Obama Doubles Down With Cordray and CFPB
President Obama circumvented Senate Republicans and made a recess appointment of Richard Cordray to run the Consumer Financial Protection Bureau. In making the appointment he explained that we “shouldn’t be weakening oversight and accountability, we should be strengthening it–especially when it comes to looking out for families."
Obama, who made the announcement during a Jan. 4 speech on the economy in Ohio, said Cordray will “be in charge of one thing: looking out for the best interests of American consumers. His job will be to protect families like yours from the abuses of the financial industry. His job will be to make sure you’ve got all the information you need to make important financial decisions.”

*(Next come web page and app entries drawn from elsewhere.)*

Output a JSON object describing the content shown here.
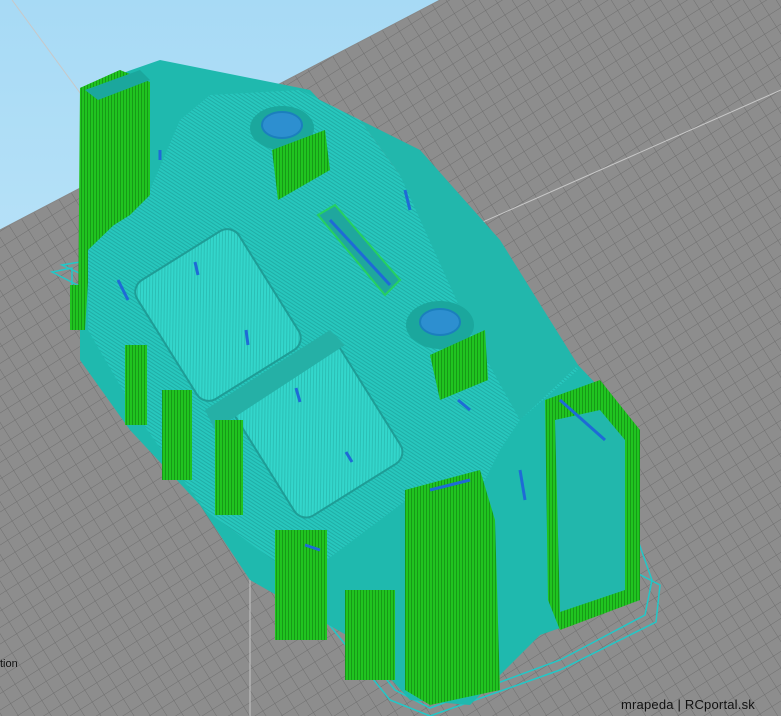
{
  "viewport": {
    "side_label": "tion",
    "watermark": "mrapeda | RCportal.sk"
  },
  "colors": {
    "background_top": "#a9dcf6",
    "background_bottom": "#cfeefe",
    "build_plate": "#8c8c8c",
    "grid_line": "#6e6e6e",
    "perimeter": "#1ec41e",
    "infill": "#28c9be",
    "top_skin": "#33dccf",
    "support": "#1e6bd6",
    "skirt": "#22c8c8"
  }
}
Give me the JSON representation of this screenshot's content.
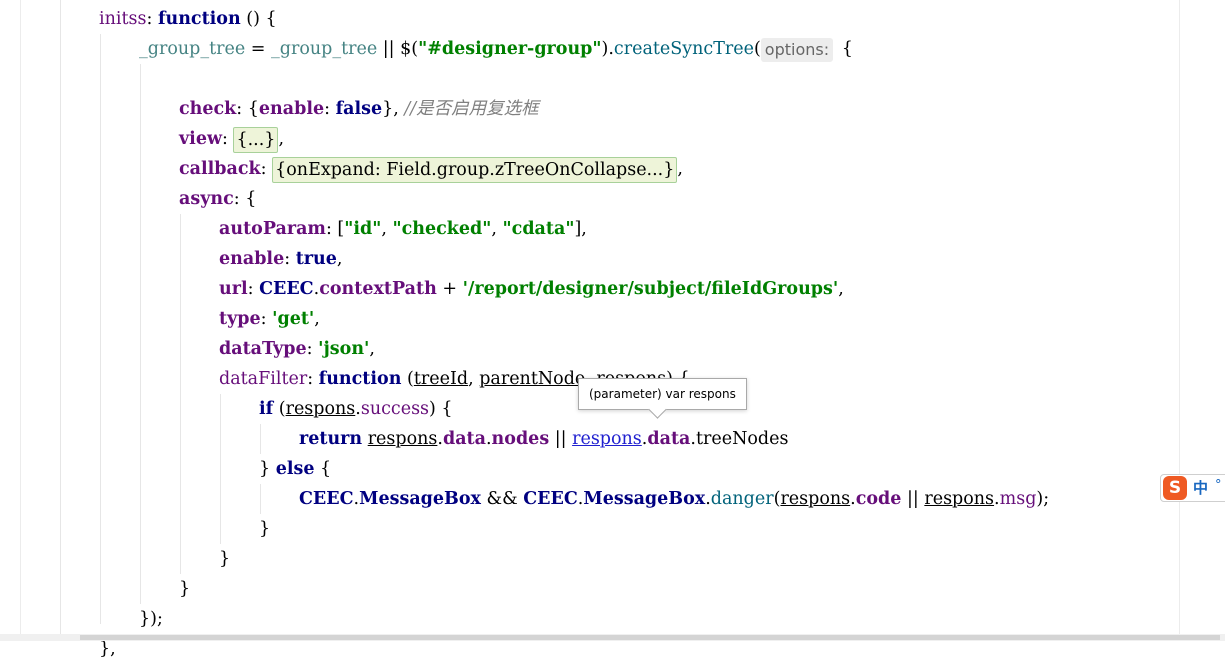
{
  "editor": {
    "lines": [
      [
        {
          "t": "initss",
          "c": "prop-plain"
        },
        {
          "t": ": ",
          "c": "plain"
        },
        {
          "t": "function",
          "c": "kw"
        },
        {
          "t": " () {",
          "c": "plain"
        }
      ],
      [
        {
          "t": "_group_tree",
          "c": "ident"
        },
        {
          "t": " = ",
          "c": "plain"
        },
        {
          "t": "_group_tree",
          "c": "ident"
        },
        {
          "t": " || ",
          "c": "plain"
        },
        {
          "t": "$",
          "c": "plain"
        },
        {
          "t": "(",
          "c": "plain"
        },
        {
          "t": "\"#designer-group\"",
          "c": "str"
        },
        {
          "t": ").",
          "c": "plain"
        },
        {
          "t": "createSyncTree",
          "c": "fnname"
        },
        {
          "t": "(",
          "c": "plain"
        }
      ],
      [],
      [
        {
          "t": "check",
          "c": "prop"
        },
        {
          "t": ": {",
          "c": "plain"
        },
        {
          "t": "enable",
          "c": "prop"
        },
        {
          "t": ": ",
          "c": "plain"
        },
        {
          "t": "false",
          "c": "kw"
        },
        {
          "t": "}, ",
          "c": "plain"
        },
        {
          "t": "//是否启用复选框",
          "c": "cmt"
        }
      ],
      [
        {
          "t": "view",
          "c": "prop"
        },
        {
          "t": ": ",
          "c": "plain"
        }
      ],
      [
        {
          "t": "callback",
          "c": "prop"
        },
        {
          "t": ": ",
          "c": "plain"
        }
      ],
      [
        {
          "t": "async",
          "c": "prop"
        },
        {
          "t": ": {",
          "c": "plain"
        }
      ],
      [
        {
          "t": "autoParam",
          "c": "prop"
        },
        {
          "t": ": [",
          "c": "plain"
        },
        {
          "t": "\"id\"",
          "c": "str"
        },
        {
          "t": ", ",
          "c": "plain"
        },
        {
          "t": "\"checked\"",
          "c": "str"
        },
        {
          "t": ", ",
          "c": "plain"
        },
        {
          "t": "\"cdata\"",
          "c": "str"
        },
        {
          "t": "],",
          "c": "plain"
        }
      ],
      [
        {
          "t": "enable",
          "c": "prop"
        },
        {
          "t": ": ",
          "c": "plain"
        },
        {
          "t": "true",
          "c": "kw"
        },
        {
          "t": ",",
          "c": "plain"
        }
      ],
      [
        {
          "t": "url",
          "c": "prop"
        },
        {
          "t": ": ",
          "c": "plain"
        },
        {
          "t": "CEEC",
          "c": "kw"
        },
        {
          "t": ".",
          "c": "plain"
        },
        {
          "t": "contextPath",
          "c": "prop"
        },
        {
          "t": " + ",
          "c": "plain"
        },
        {
          "t": "'/report/designer/subject/fileIdGroups'",
          "c": "str"
        },
        {
          "t": ",",
          "c": "plain"
        }
      ],
      [
        {
          "t": "type",
          "c": "prop"
        },
        {
          "t": ": ",
          "c": "plain"
        },
        {
          "t": "'get'",
          "c": "str"
        },
        {
          "t": ",",
          "c": "plain"
        }
      ],
      [
        {
          "t": "dataType",
          "c": "prop"
        },
        {
          "t": ": ",
          "c": "plain"
        },
        {
          "t": "'json'",
          "c": "str"
        },
        {
          "t": ",",
          "c": "plain"
        }
      ],
      [
        {
          "t": "dataFilter",
          "c": "prop-plain"
        },
        {
          "t": ": ",
          "c": "plain"
        },
        {
          "t": "function",
          "c": "kw"
        },
        {
          "t": " (",
          "c": "plain"
        },
        {
          "t": "treeId",
          "c": "ul"
        },
        {
          "t": ", ",
          "c": "plain"
        },
        {
          "t": "parentNode",
          "c": "ul"
        },
        {
          "t": ", ",
          "c": "plain"
        },
        {
          "t": "respons",
          "c": "ul"
        },
        {
          "t": ") {",
          "c": "plain"
        }
      ],
      [
        {
          "t": "if",
          "c": "kw"
        },
        {
          "t": " (",
          "c": "plain"
        },
        {
          "t": "respons",
          "c": "ul"
        },
        {
          "t": ".",
          "c": "plain"
        },
        {
          "t": "success",
          "c": "prop-plain"
        },
        {
          "t": ") {",
          "c": "plain"
        }
      ],
      [
        {
          "t": "return",
          "c": "kw"
        },
        {
          "t": " ",
          "c": "plain"
        },
        {
          "t": "respons",
          "c": "ul"
        },
        {
          "t": ".",
          "c": "plain"
        },
        {
          "t": "data",
          "c": "prop"
        },
        {
          "t": ".",
          "c": "plain"
        },
        {
          "t": "nodes",
          "c": "prop"
        },
        {
          "t": " || ",
          "c": "plain"
        },
        {
          "t": "respons",
          "c": "link"
        },
        {
          "t": ".",
          "c": "plain"
        },
        {
          "t": "data",
          "c": "prop"
        },
        {
          "t": ".",
          "c": "plain"
        },
        {
          "t": "treeNodes",
          "c": "method"
        }
      ],
      [
        {
          "t": "} ",
          "c": "plain"
        },
        {
          "t": "else",
          "c": "kw"
        },
        {
          "t": " {",
          "c": "plain"
        }
      ],
      [
        {
          "t": "CEEC",
          "c": "kw"
        },
        {
          "t": ".",
          "c": "plain"
        },
        {
          "t": "MessageBox",
          "c": "kw"
        },
        {
          "t": " && ",
          "c": "plain"
        },
        {
          "t": "CEEC",
          "c": "kw"
        },
        {
          "t": ".",
          "c": "plain"
        },
        {
          "t": "MessageBox",
          "c": "kw"
        },
        {
          "t": ".",
          "c": "plain"
        },
        {
          "t": "danger",
          "c": "fnname"
        },
        {
          "t": "(",
          "c": "plain"
        },
        {
          "t": "respons",
          "c": "ul"
        },
        {
          "t": ".",
          "c": "plain"
        },
        {
          "t": "code",
          "c": "prop"
        },
        {
          "t": " || ",
          "c": "plain"
        },
        {
          "t": "respons",
          "c": "ul"
        },
        {
          "t": ".",
          "c": "plain"
        },
        {
          "t": "msg",
          "c": "prop-plain"
        },
        {
          "t": ");",
          "c": "plain"
        }
      ],
      [
        {
          "t": "}",
          "c": "plain"
        }
      ],
      [
        {
          "t": "}",
          "c": "plain"
        }
      ],
      [
        {
          "t": "}",
          "c": "plain"
        }
      ],
      [
        {
          "t": "});",
          "c": "plain"
        }
      ],
      [
        {
          "t": "},",
          "c": "plain"
        }
      ]
    ],
    "param_hint": "options:",
    "param_hint_tail": " {",
    "fold_view": "{...}",
    "fold_view_tail": ",",
    "fold_callback": "{onExpand: Field.group.zTreeOnCollapse...}",
    "fold_callback_tail": ","
  },
  "tooltip": {
    "text": "(parameter) var respons"
  },
  "ime": {
    "logo": "S",
    "mode": "中",
    "punct": "°"
  },
  "colors": {
    "keyword": "#000080",
    "property": "#660e7a",
    "string": "#008000",
    "comment": "#808080",
    "identifier": "#458383",
    "fold_bg": "#eef4d9",
    "fold_border": "#a8d19a",
    "link": "#2020d0"
  }
}
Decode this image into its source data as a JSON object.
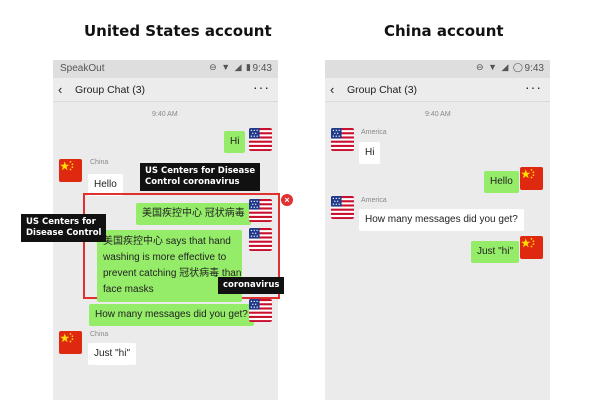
{
  "headings": {
    "left": "United States account",
    "right": "China account"
  },
  "us_phone": {
    "status": {
      "app": "SpeakOut",
      "icons": "⊖ ▼ ◢ ▮",
      "time": "9:43"
    },
    "header": {
      "back_icon": "‹",
      "title": "Group Chat (3)",
      "more_icon": "···"
    },
    "timestamp": "9:40 AM",
    "messages": [
      {
        "text": "Hi",
        "side": "right",
        "flag": "us-flag-icon"
      },
      {
        "sender": "China",
        "text": "Hello",
        "side": "left",
        "flag": "china-flag-icon"
      },
      {
        "text": "美国疾控中心 冠状病毒",
        "side": "right",
        "flag": "us-flag-icon"
      },
      {
        "lines": [
          "美国疾控中心 says that hand",
          "washing is more effective to",
          "prevent catching 冠状病毒 than",
          "face masks"
        ],
        "side": "right",
        "flag": "us-flag-icon"
      },
      {
        "text": "How many messages did you get?",
        "side": "right",
        "flag": "us-flag-icon"
      },
      {
        "sender": "China",
        "text": "Just \"hi\"",
        "side": "left",
        "flag": "china-flag-icon"
      }
    ],
    "close_icon": "×",
    "callouts": {
      "top": [
        "US Centers for Disease",
        "Control coronavirus"
      ],
      "left": [
        "US Centers for",
        "Disease Control"
      ],
      "bottom": "coronavirus"
    }
  },
  "cn_phone": {
    "status": {
      "icons": "⊖ ▼ ◢ ◯",
      "time": "9:43"
    },
    "header": {
      "back_icon": "‹",
      "title": "Group Chat (3)",
      "more_icon": "···"
    },
    "timestamp": "9:40 AM",
    "messages": [
      {
        "sender": "America",
        "text": "Hi",
        "side": "left",
        "flag": "us-flag-icon"
      },
      {
        "text": "Hello",
        "side": "right",
        "flag": "china-flag-icon"
      },
      {
        "sender": "America",
        "text": "How many messages did you get?",
        "side": "left",
        "flag": "us-flag-icon"
      },
      {
        "text": "Just \"hi\"",
        "side": "right",
        "flag": "china-flag-icon"
      }
    ]
  },
  "colors": {
    "bubble_green": "#95ec69",
    "bubble_white": "#ffffff",
    "chat_bg": "#ebebeb",
    "highlight_red": "#e03131",
    "callout_black": "#111111"
  }
}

The appointment, which runs until the end of next year, ended a fight that Obama had with Senate Republicans who had used the chamber’s rules to block Cordray’s confirmation even though a majority of senators supported it.
Cordray was nominated to run the CFPB last July and his nomination was approved along party lines by the Senate Banking Committee. However, when it was brought up to a vote by the full Senate last month, Senate Republicans blocked Cordray’s confirmation, even though a majority of Senators supported it.
The CFPB is an independent agency housed inside the Federal Reserve that was established by the Dodd-Frank financial overhaul bill that Congress passed in 2010. It has direct supervisory authority over financial institutions with assets of more than $10 billion though all financial institutions must comply with its regulations. Only Navy Federal FCU, State Employees of North Carolina CU and Pentagon FCU fall into that category.
Cordray, a former Ohio attorney general, has headed the CFPB’s enforcement efforts since last January.
CUNA President/CEO Bill Cheney issued a statement saying that his group has “has met with Mr. Cordray at the Consumer Financial Protection Bureau and the Ohio League has developed a strong, professional relationship with him. The fact that the agency now has a director holds ramifications for credit unions, other financial institutions and financial service providers that have been unregulated at the federal level before now.”
NAFCU President/CEO Fred Becker said in an interview that his group “looks forward to working with Mr. Cordray. Those credit unions that have worked with him have found him reasonable and someone who understands the credit union industry.”
By having a permanent director in place, the CFPB will be able to regulate mortgage companies, payday lenders, debt collectors and other financial companies. It will also be able to write new regulations that identify “unfair, deceptive or abusive acts or practices” by any party offering a consumer financial product or service. Previously, the agency could only revise existing regulations.
The bureau also now has the ability to adopt model disclosures for any financial product or service. It also has the power to determine which entities are larger participants in markets for other consumer financial products and, thus, subject to the supervision and examination.
Credit unions have expressed concern about the increased regulatory burden they may face because of new rules from the CFPB.
“With the bureau, those who didn’t cause the crisis are facing more regulation. But those entities that did cause it don’t have more of a compliance burden,” said NAFCU’s Becker.
But the additional powers that the CFPB has now that it has a permanent director could help credit unions.
Wright-Patt Credit Union President/CEO Douglas Fecher told a Senate panel last year that his credit union was at a disadvantage because until the CFPB has a permanent director, it is forbidden by law to regulate payday lenders and pawn shops. While credit unions are the most heavily regulated financial institution his competitors aren’t and this creates an uneven playing field, said Fecher, whose $2.1 billion credit union is based in Fairborn, Ohio.
The Senate Republicans said they opposed the confirmation among any director of the CFPB until Senate Democrats and President Obama agreed to structural changes to the bureau, including replacing the single director with a five-member board.
Last July, along mostly party line vote of 241-173, the GOP-controlled House approved a measure to have the bureau run by a five-member board rather than a director; allow the bureau’s decisions to be overturned by a majority vote of the Financial Stability Oversight Council rather than two-thirds as currently required; and delay some of the CFPB’s operations until it has a confirmed director in place.
The Democratic-controlled Senate hasn’t taken up the measure.